An insider has revealed that the decades-old practice of showing chess games in movies with the board set up the wrong way round is a deliberate ploy designed to wind up nerds in the audience.
The source said: “Everybody knows that when you set up a chess board you make sure the corner square to your right is a white square. Do you really think that when film makers get it wrong that it’s by accident? They’re doing it on purpose, mate!
“Ha ha … mate … geddit?
“It was Ingmar Bergman who started the whole thing off in 1957 with The Seventh Seal. Apparently one of the cameramen put him up to it; the whole crew were giggling like school kids during the filming of that scene on the beach, even some of the actors. Max von Sydow found it really hard to keep a straight face, and there are loads of out-takes where he keeps bursting into laughter at points that were supposed to be serious. They’re probably on YouTube.
“In the sixties and seventies, other directors started to do it too. At first it was done as an homage to Bergman, in the hope that film critics would take their movies more seriously. A few people didn’t spot the reference though, and complained. After that, film-makers just started doing it to wind those people up.

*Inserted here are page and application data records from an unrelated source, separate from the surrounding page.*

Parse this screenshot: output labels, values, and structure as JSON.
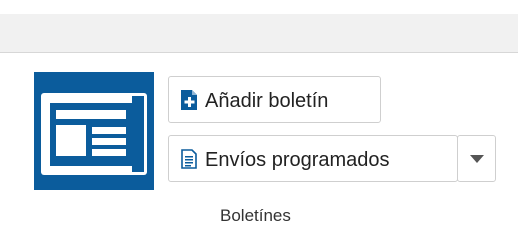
{
  "ribbon": {
    "app_icon": "newsletter-icon",
    "accent_color": "#0b5c9c",
    "buttons": {
      "add_newsletter": {
        "label": "Añadir boletín",
        "icon": "new-document-icon"
      },
      "scheduled_sends": {
        "label": "Envíos programados",
        "icon": "document-list-icon",
        "dropdown_icon": "caret-down-icon"
      }
    },
    "group_label": "Boletínes"
  }
}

In response to our question if the recent spate of stock photos online is also deliberate, the insider said: “Nah, those guys are just morons.”